DATA SHOWN -
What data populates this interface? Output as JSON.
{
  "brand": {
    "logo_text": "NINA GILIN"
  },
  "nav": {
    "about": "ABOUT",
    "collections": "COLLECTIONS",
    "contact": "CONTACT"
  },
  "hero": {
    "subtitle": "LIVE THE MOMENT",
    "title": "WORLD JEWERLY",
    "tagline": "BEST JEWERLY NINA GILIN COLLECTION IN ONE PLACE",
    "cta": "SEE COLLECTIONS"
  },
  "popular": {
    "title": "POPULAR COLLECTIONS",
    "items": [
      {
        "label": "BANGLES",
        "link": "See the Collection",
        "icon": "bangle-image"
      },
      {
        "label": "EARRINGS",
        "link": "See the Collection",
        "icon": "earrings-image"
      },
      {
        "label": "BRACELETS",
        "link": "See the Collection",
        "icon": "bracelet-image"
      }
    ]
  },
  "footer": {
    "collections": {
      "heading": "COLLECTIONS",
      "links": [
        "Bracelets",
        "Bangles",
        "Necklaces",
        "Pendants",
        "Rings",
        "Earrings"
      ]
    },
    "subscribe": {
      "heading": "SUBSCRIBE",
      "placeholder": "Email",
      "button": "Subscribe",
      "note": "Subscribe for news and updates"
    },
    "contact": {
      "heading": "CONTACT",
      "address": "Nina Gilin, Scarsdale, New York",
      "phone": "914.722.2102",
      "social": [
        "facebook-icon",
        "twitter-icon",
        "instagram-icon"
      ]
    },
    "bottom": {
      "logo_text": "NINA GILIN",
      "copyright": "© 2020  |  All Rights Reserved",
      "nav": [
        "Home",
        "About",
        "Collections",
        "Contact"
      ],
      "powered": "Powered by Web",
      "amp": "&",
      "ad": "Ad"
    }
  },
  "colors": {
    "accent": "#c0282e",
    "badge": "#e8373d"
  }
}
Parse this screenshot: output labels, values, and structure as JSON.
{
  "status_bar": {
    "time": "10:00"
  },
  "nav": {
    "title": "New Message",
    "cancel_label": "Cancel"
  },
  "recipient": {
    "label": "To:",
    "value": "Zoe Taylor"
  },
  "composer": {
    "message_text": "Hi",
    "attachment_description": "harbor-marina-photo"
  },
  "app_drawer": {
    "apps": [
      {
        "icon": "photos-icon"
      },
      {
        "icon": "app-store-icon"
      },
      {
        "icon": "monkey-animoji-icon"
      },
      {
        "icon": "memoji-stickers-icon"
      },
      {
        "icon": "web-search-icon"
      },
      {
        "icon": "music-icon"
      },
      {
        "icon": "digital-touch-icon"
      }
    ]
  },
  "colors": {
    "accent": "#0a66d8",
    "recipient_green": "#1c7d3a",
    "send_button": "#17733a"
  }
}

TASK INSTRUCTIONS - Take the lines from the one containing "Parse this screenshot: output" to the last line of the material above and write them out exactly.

EXERCISE OUTPUT -
Parse this screenshot: output labels, values, and structure as JSON.
{
  "status_bar": {
    "time": "10:00"
  },
  "nav": {
    "title": "New Message",
    "cancel_label": "Cancel"
  },
  "recipient": {
    "label": "To:",
    "value": "Zoe Taylor"
  },
  "composer": {
    "message_text": "Hi",
    "attachment_description": "harbor-marina-photo"
  },
  "app_drawer": {
    "apps": [
      {
        "icon": "photos-icon"
      },
      {
        "icon": "app-store-icon"
      },
      {
        "icon": "monkey-animoji-icon"
      },
      {
        "icon": "memoji-stickers-icon"
      },
      {
        "icon": "web-search-icon"
      },
      {
        "icon": "music-icon"
      },
      {
        "icon": "digital-touch-icon"
      }
    ]
  },
  "colors": {
    "accent": "#0a66d8",
    "recipient_green": "#1c7d3a",
    "send_button": "#17733a"
  }
}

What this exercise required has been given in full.